When all the donations were gathered, they discovered they had so much stuff that one parent agreed to go out and buy 13 more baskets to fill.

The next year, a new eighth-grade PSR class made 50 baskets. It jumped to 87 the next year.

In 2007, a representative of a program at the parish called Shopping as Jesus Would, which collects and donates items to programs in the community, approached Mesler to expand the Easter basket ministry parish-wide. Students from the PSR and day school along with some adults handed out shopping bags with a list of desired items to parishioners as they left weekend Masses.

The donations filled 201 baskets, enough to pack Mesler’s Chevrolet Suburban three times and led to an assembly-line type gathering of volunteers putting together baskets at her home. She compared it to the Gospel story of The Loaves and Fishes.

“Each year it has grown by at least 100” baskets, Mesler said.

The number of agencies receiving baskets for distribution went from three — All Saints’ St. Vincent de Paul Society, Karen House and Sts. Joachim and Ann Care Center — to 10 or more. Karen House, a Catholic Worker community in North St. Louis, is a place dear to Mesler and to her eighth graders, since she brings them there as volunteers.

They added an outreach effort at St. Augustine Parish in Wellston, now the recipient of close to 200 baskets. Three other parishes receive baskets — St. Cecilia Parish in South St. Louis, Our Lady of the Holy Cross in the Baden neighborhood of North St. Louis and St. Charles Borromeo in St. Charles. Baskets also go to children of clients at Mary Queen of Angels, an organization in O’Fallon that helps unwed mothers with baby clothing and furniture; the Salvation Army in the St. Peters/O’Fallon area; Turning Point, a women’s shelter in Warrenton; foster families in Warrenton; and Bridgeway, a counseling center for women.

Now, Mesler said, parishioners’ donations are supplemented by outside donations, including businesses such as one that donated 480 handmade wooden toys and another that gave 200 bottles of bubbles. Also helpful was the donation of a delivery truck to bring baskets to Wellston.

“And I have a large network and friends and relatives who do clearance shopping after Easter,” Mesler said, jokingly calling them “black-belt parent shoppers” and noting that her husband forces a smile when she brings items in to store them at her house. She also related taking three of her boys along to fill up carts of clearance items.

Additional help has come from a PSR class at Assumption Parish in O’Fallon.

“It’s all by the grace of God,” Mesler said. “I never ask them to bring in X number of pencils and coloring books. I ask them to bring in what they can.”

It’s not unusual for the year-round ministry to have anonymous donors drop off boxes of play dough, stuffed toys or other items on Mesler’s porch.

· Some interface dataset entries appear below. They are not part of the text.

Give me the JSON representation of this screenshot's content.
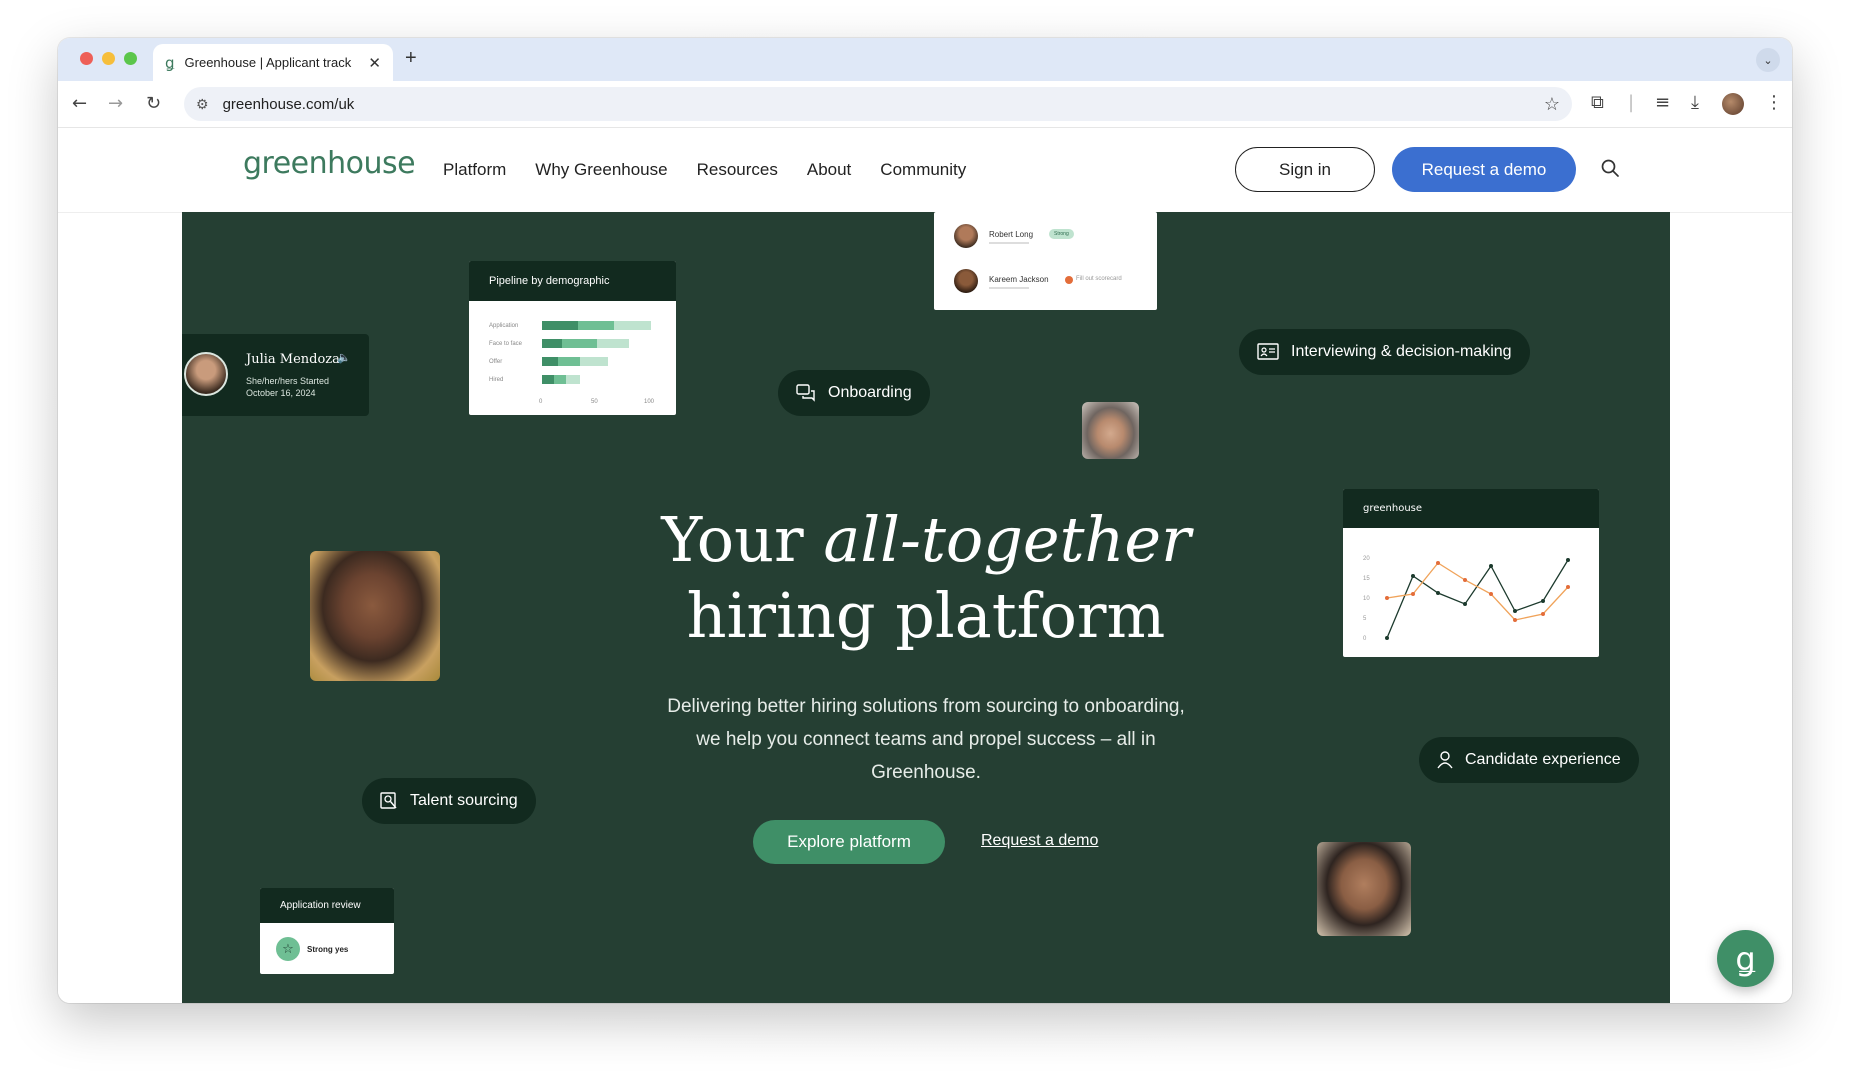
{
  "browser": {
    "tab_title": "Greenhouse | Applicant track",
    "tab_favicon": "ǥ",
    "url": "greenhouse.com/uk",
    "new_tab": "+",
    "tab_close": "✕"
  },
  "nav": {
    "logo": "greenhouse",
    "items": [
      "Platform",
      "Why Greenhouse",
      "Resources",
      "About",
      "Community"
    ],
    "sign_in": "Sign in",
    "request_demo": "Request a demo"
  },
  "hero": {
    "headline_1": "Your",
    "headline_italic": "all-together",
    "headline_2": "hiring platform",
    "subtitle": "Delivering better hiring solutions from sourcing to onboarding, we help you connect teams and propel success – all in Greenhouse.",
    "explore": "Explore platform",
    "demo_link": "Request a demo"
  },
  "pills": {
    "onboarding": "Onboarding",
    "interviewing": "Interviewing & decision-making",
    "talent": "Talent sourcing",
    "candidate": "Candidate experience"
  },
  "julia_card": {
    "name": "Julia Mendoza",
    "meta": "She/her/hers  Started October 16, 2024"
  },
  "pipeline_card": {
    "title": "Pipeline by demographic",
    "rows": [
      "Application",
      "Face to face",
      "Offer",
      "Hired"
    ],
    "ticks": [
      "0",
      "50",
      "100"
    ]
  },
  "scorecard": {
    "person1": "Robert Long",
    "person1_badge": "Strong",
    "person2": "Kareem Jackson",
    "person2_status": "Fill out scorecard"
  },
  "chart_card": {
    "logo": "greenhouse",
    "yticks": [
      "20",
      "15",
      "10",
      "5",
      "0"
    ]
  },
  "app_review": {
    "title": "Application review",
    "result": "Strong yes"
  },
  "colors": {
    "hero_bg": "#253f33",
    "brand_green": "#3d7a5e",
    "button_blue": "#3b6fd0",
    "explore_green": "#3f8f67"
  }
}
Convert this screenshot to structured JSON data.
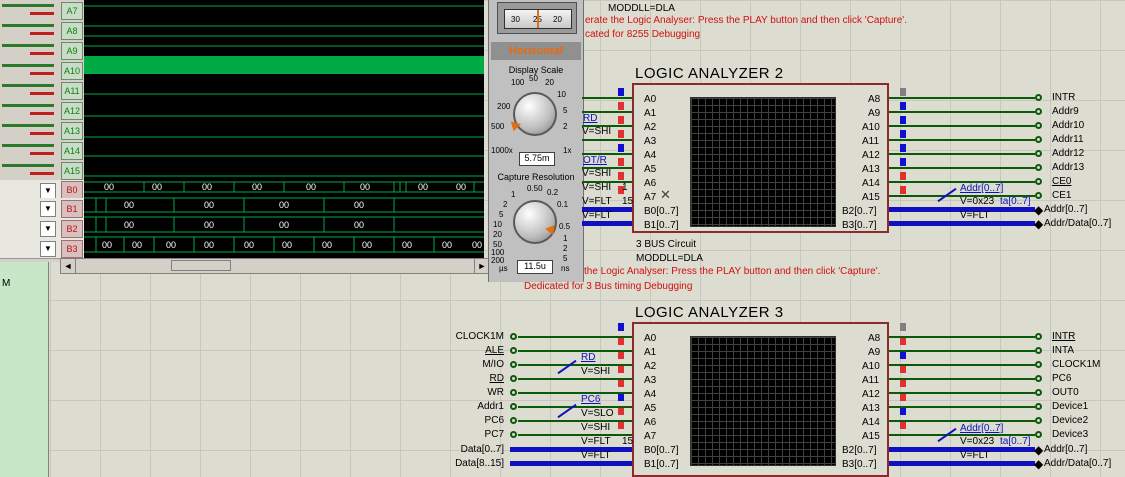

Mesler is a librarian at All Saints School. A co-worker and Easter ministry volunteer, Jenny Kohls, cited the community aspect of the ministry. “You have people making donations, and people putting the baskets together. Such thought and care goes into each basket as they think of a theme. It’s infectious and has pulled everyone together to work on it.”

Kohls, who said her 8-year-old looks forward to helping deliver baskets, said agencies receiving them “are just so thankful to have something special to give those kids at Easter.”

Mesler’s spirit “pushes us all to think harder about how we can help others,” Kohls said.